Five students experienced another example of local citizenship last month, taking part in an Alternative Spring Break (ASB) program in their own backyard.
“It takes lots of resources, such as gas and meals, to go on trips to help communities away from home,” explained the Rev. Dr. Teri Ott, MC’s chaplain, who along with Billy Bernard, assistant director of Greek life, leadership and involvement, led this year’s ASB. “It’s nice sometimes to take our resources and put them back into the community while getting to know our neighbors a little better. Sometimes our students don’t realize our neighbors are not as well off as they are in college.”
The students who participated were Zach Brand of Ottawa, Sara Frakes of Carthage, Jacob Hutton of Sherrard, Rachael Laing of Buffalo Grove and Jake McLean of Silvis. They were joined by four adults from Sugar Tree Grove Presbyterian Church, who provided skilled labor.
From March 8 through 13, the group worked at a trailer park off Sunnylane Drive on the west side of Monmouth, doing such projects as laying a new floor and installing a ceiling fan, which was the tenant’s “dream” addition to her home. They also helped with Strom Center’s thrift shop and with its Meals on Wheels program. Ott called the latter experience, which involved delivering meals to shut-ins, “eye-opening” for the students.

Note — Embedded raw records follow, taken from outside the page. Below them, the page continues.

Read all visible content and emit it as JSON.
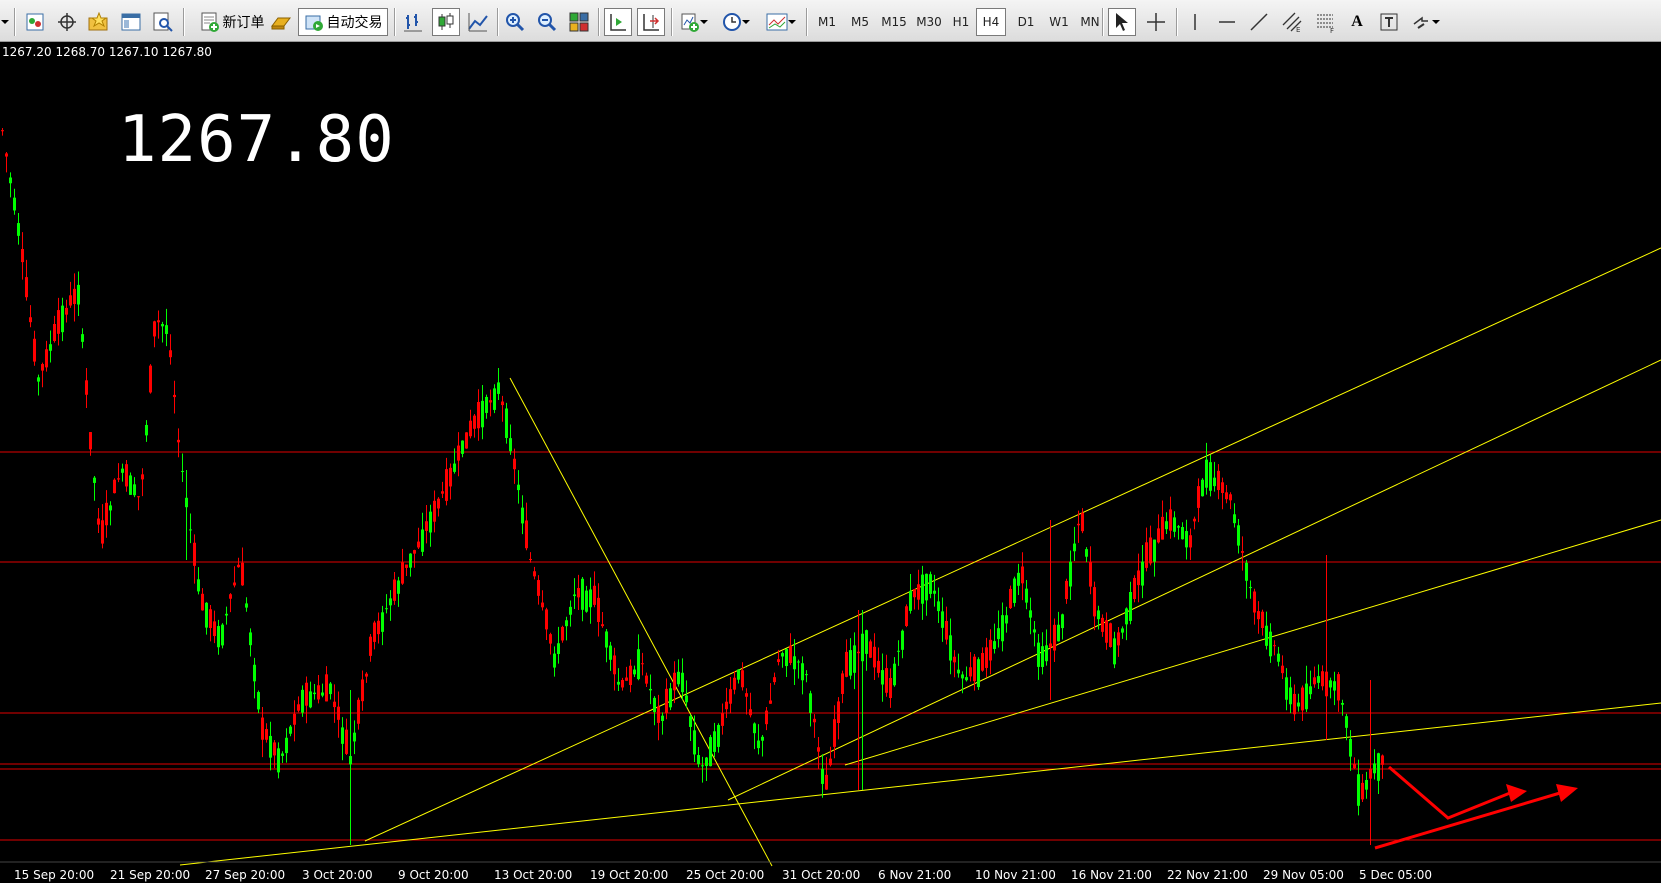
{
  "toolbar": {
    "new_order_label": "新订单",
    "auto_trade_label": "自动交易",
    "timeframes": [
      "M1",
      "M5",
      "M15",
      "M30",
      "H1",
      "H4",
      "D1",
      "W1",
      "MN"
    ],
    "active_timeframe": "H4",
    "text_tool_label": "A"
  },
  "chart": {
    "ohlc_text": "1267.20 1268.70 1267.10 1267.80",
    "big_price": "1267.80",
    "x_labels": [
      "15 Sep 20:00",
      "21 Sep 20:00",
      "27 Sep 20:00",
      "3 Oct 20:00",
      "9 Oct 20:00",
      "13 Oct 20:00",
      "19 Oct 20:00",
      "25 Oct 20:00",
      "31 Oct 20:00",
      "6 Nov 21:00",
      "10 Nov 21:00",
      "16 Nov 21:00",
      "22 Nov 21:00",
      "29 Nov 05:00",
      "5 Dec 05:00"
    ],
    "colors": {
      "bull": "#00ff00",
      "bear": "#ff0000",
      "level": "#e00000",
      "trend": "#ffff00",
      "arrow": "#ff0000",
      "background": "#000000"
    }
  }
}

“Helping the Meals on Wheels program showed me the people in the town who don’t have any family around, or don’t get out of their house very often,” said McLean.
Each night, there was an educational program, and the group would discuss the highs and lows of the day.
“We had a theme of focusing on poverty and privilege,” said Ott. “We did an exercise to bring awareness to the privilege we’re born into. We also watched a video, ‘The Line,’ which helped to break down stereotypes. One of the people profiled was a successful banker who took an economic risk. Through a perfect storm of wrong timing and circumstances, he lost it all. That tapped into the students’ anxiety – any of us can have the bottom drop out on us.”
“After participating in last year’s ASB program I was excited to stay in Monmouth and help the community that I spend so much time in,” said McLean. “To see an older woman that we helped walk across her new floor in her trailer, and to see the relief come over her was just a fantastic experience.” 
“There are people who are in need in the community,” added Frakes. “Around campus, it is difficult to see, but some of our neighbors really need help financially and through service.”
The group did have the opportunity to leave Monmouth for some more traditional Spring Break activities, having an “afternoon of fun” in the Quad Cities that included laser tag.
Bernard explained that ASB funds come from two major projects – one tied into the Prime Beef Festival in the fall and the other providing care packages during the week of final exams in the spring. The college also stepped up in a major way, providing free housing for the students this year, with the ARAMARK food service providing free meals.
“Monmouth College really supports this endeavor,” said Ott.
Next year, she said, ASB will return to its tradition of leaving the area. Her husband, faculty member Dan Ott, will lead a 10-student trip to the Mexican-U.S. border in Arizona to study immigration issues.